One year ago today, the world watched while George Floyd was murdered at the hands of a policeman on an American street corner. His death resonated deeply in America’s consciousness, joining a distressing if familiar chorus of names, from Breonna Taylor to Ahmaud Arbery, killed by police or extrajudicial violence. The swift public reaction to Floyd’s death transcended anger and outrage, moving people to act.
In the weeks after the world witnessed that unbearable 9 minutes and 29 seconds, reports show as many as 26 million Americans took to the streets, joining peaceful protests in hundreds of cities to voice their demand for change. It was very likely the largest collective action ever on U.S. soil. In his untimely death, Floyd sparked a movement that sought to reckon with the legacy of racism as the coronavirus pandemic was at its height.
That is why today, and every day, at the National Museum of African American History and Culture, we remember George Floyd and so many others whose lives were taken abruptly. Their tragic deaths spur introspection and action.
History teaches us that action in the name of the fallen can bring about powerful change. There are few better examples than Emmett Till, the 14 year-old who was beaten and lynched in 1955 while visiting relatives in Mississippi. Following her son’s death, Mamie Till-Mobley did something extraordinary: She decided to hold a public funeral with an open casket. Thousands of people attended, with pictures published in magazines, fueling a national outrage.

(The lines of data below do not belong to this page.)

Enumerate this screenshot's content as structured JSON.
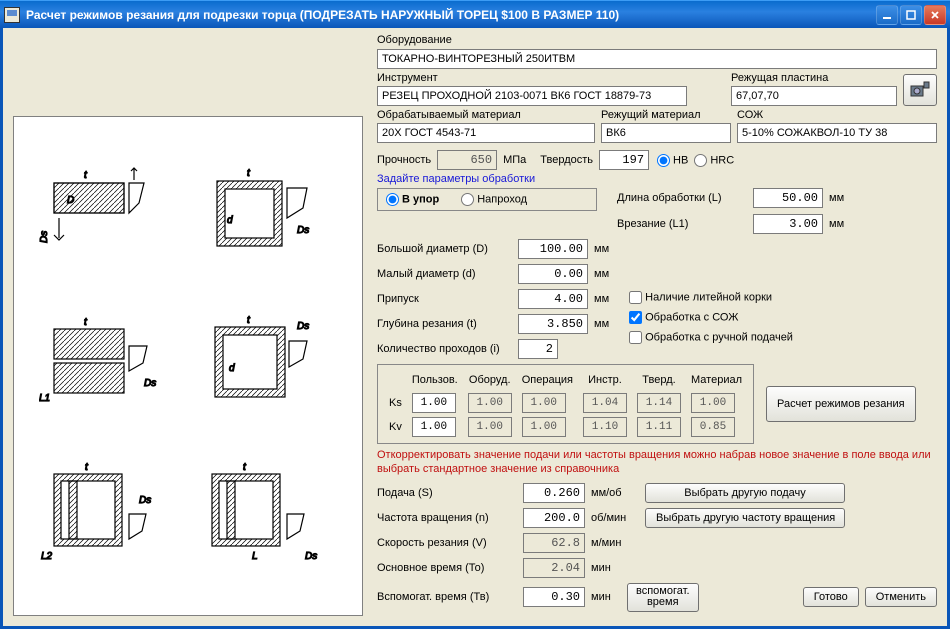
{
  "window": {
    "title": "Расчет режимов резания для подрезки торца (ПОДРЕЗАТЬ НАРУЖНЫЙ ТОРЕЦ  $100   В РАЗМЕР 110)"
  },
  "labels": {
    "equipment": "Оборудование",
    "tool": "Инструмент",
    "insert": "Режущая пластина",
    "work_material": "Обрабатываемый материал",
    "cut_material": "Режущий материал",
    "coolant": "СОЖ",
    "strength": "Прочность",
    "strength_unit": "МПа",
    "hardness": "Твердость",
    "hb": "HB",
    "hrc": "HRC",
    "set_params": "Задайте параметры обработки",
    "vupor": "В упор",
    "naprohod": "Напроход",
    "length": "Длина обработки (L)",
    "plunge": "Врезание  (L1)",
    "bigdia": "Большой диаметр (D)",
    "smalldia": "Малый диаметр (d)",
    "allowance": "Припуск",
    "depth": "Глубина резания (t)",
    "passes": "Количество проходов (i)",
    "casting_crust": "Наличие литейной корки",
    "with_coolant": "Обработка с СОЖ",
    "manual_feed": "Обработка с ручной подачей",
    "mm": "мм",
    "polzov": "Пользов.",
    "oborud": "Оборуд.",
    "operacia": "Операция",
    "instr": "Инстр.",
    "tverd": "Тверд.",
    "material": "Материал",
    "ks": "Ks",
    "kv": "Kv",
    "calc": "Расчет режимов резания",
    "note": "Откорректировать значение подачи или частоты вращения можно набрав новое значение в поле ввода или выбрать стандартное значение из справочника",
    "feed": "Подача (S)",
    "feed_unit": "мм/об",
    "rpm": "Частота вращения (n)",
    "rpm_unit": "об/мин",
    "speed": "Скорость резания (V)",
    "speed_unit": "м/мин",
    "t_main": "Основное время (То)",
    "t_aux": "Вспомогат. время (Тв)",
    "min": "мин",
    "sel_feed": "Выбрать другую подачу",
    "sel_rpm": "Выбрать другую частоту вращения",
    "aux_time_btn": "вспомогат.\nвремя",
    "done": "Готово",
    "cancel": "Отменить"
  },
  "values": {
    "equipment": "ТОКАРНО-ВИНТОРЕЗНЫЙ 250ИТВМ",
    "tool": "РЕЗЕЦ ПРОХОДНОЙ 2103-0071 ВК6 ГОСТ 18879-73",
    "insert": "67,07,70",
    "work_material": "20Х ГОСТ 4543-71",
    "cut_material": "ВК6",
    "coolant": "5-10% СОЖАКВОЛ-10 ТУ 38",
    "strength": "650",
    "hardness": "197",
    "length": "50.00",
    "plunge": "3.00",
    "bigdia": "100.00",
    "smalldia": "0.00",
    "allowance": "4.00",
    "depth": "3.850",
    "passes": "2",
    "ks": {
      "user": "1.00",
      "equip": "1.00",
      "oper": "1.00",
      "instr": "1.04",
      "hard": "1.14",
      "mat": "1.00"
    },
    "kv": {
      "user": "1.00",
      "equip": "1.00",
      "oper": "1.00",
      "instr": "1.10",
      "hard": "1.11",
      "mat": "0.85"
    },
    "feed": "0.260",
    "rpm": "200.0",
    "speed": "62.8",
    "t_main": "2.04",
    "t_aux": "0.30"
  }
}
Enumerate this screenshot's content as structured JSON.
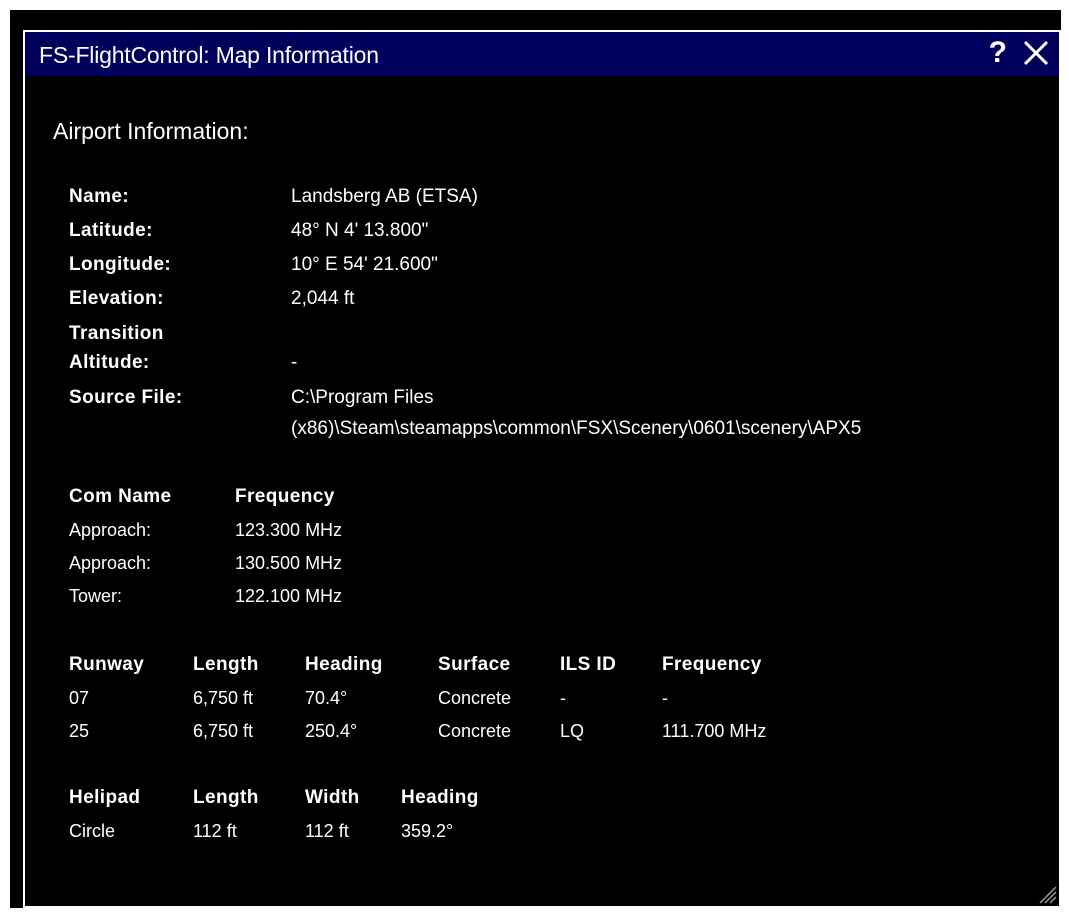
{
  "window": {
    "title": "FS-FlightControl: Map Information",
    "help_label": "?"
  },
  "section_title": "Airport Information:",
  "airport": {
    "name_label": "Name:",
    "name_value": "Landsberg AB (ETSA)",
    "latitude_label": "Latitude:",
    "latitude_value": "48° N 4' 13.800\"",
    "longitude_label": "Longitude:",
    "longitude_value": "10° E 54' 21.600\"",
    "elevation_label": "Elevation:",
    "elevation_value": "2,044 ft",
    "transition_label_1": "Transition",
    "transition_label_2": "Altitude:",
    "transition_value": "-",
    "source_label": "Source File:",
    "source_value_1": "C:\\Program Files",
    "source_value_2": "(x86)\\Steam\\steamapps\\common\\FSX\\Scenery\\0601\\scenery\\APX5"
  },
  "com": {
    "headers": [
      "Com Name",
      "Frequency"
    ],
    "rows": [
      [
        "Approach:",
        "123.300 MHz"
      ],
      [
        "Approach:",
        "130.500 MHz"
      ],
      [
        "Tower:",
        "122.100 MHz"
      ]
    ]
  },
  "runways": {
    "headers": [
      "Runway",
      "Length",
      "Heading",
      "Surface",
      "ILS ID",
      "Frequency"
    ],
    "rows": [
      [
        "07",
        "6,750 ft",
        "70.4°",
        "Concrete",
        "-",
        "-"
      ],
      [
        "25",
        "6,750 ft",
        "250.4°",
        "Concrete",
        "LQ",
        "111.700 MHz"
      ]
    ]
  },
  "helipads": {
    "headers": [
      "Helipad",
      "Length",
      "Width",
      "Heading"
    ],
    "rows": [
      [
        "Circle",
        "112 ft",
        "112 ft",
        "359.2°"
      ]
    ]
  },
  "colors": {
    "titlebar": "#00005c",
    "background": "#000000",
    "text": "#ffffff"
  },
  "icons": {
    "help": "help-icon",
    "close": "close-icon",
    "resize": "resize-grip-icon"
  }
}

While the men who murdered Till escaped conviction—and admitted their culpability—one mother’s decision to bear witness in the most personal way helped power the civil rights movement. Rosa Parks said Till’s death inspired her refusal to sit in the back of an Alabama bus. Dr. Martin Luther King Jr. spoke of Till often; his “I Have a Dream” speech was delivered on the eighth anniversary of the young boy’s death. And the impact has endured. Emmett Till’s family reached out to George Floyd’s family as his killer went on trial and was convicted this year.
“You must continuously tell Emmett’s story until man’s consciousness is risen,” Mamie Till-Mobley once said. “Only then will there be justice for Emmett Till.”
At the National Museum of African American History and Culture, not only do Mamie Till-Mobley’s words resonate, millions have lined up since our opening to pay respects to Till’s memory and inspiration, viewing his glass casket. The connections between Till’s life and Floyd’s is one shared by our visitors, who can now return to see the reopened museum, listening to Till’s story and remembering Mamie Till-Mobley’s bravery.
Such bravery insists that we too serve as witnesses, who not only see but speak. As we reopen our doors, we welcome visitors to continue to see up close the long Civil Rights Movement, and the ongoing fight for social justice, from Harriet Tubman to the current day, providing both sustenance and solace. Remembering George Floyd and so many others whose lives were cut short reminds us of our history, the need for insight and change, and the museum’s mission in telling the story of a people and a nation.
This article was originally published by the Smithsonian’s National Museum of African American History and Culture.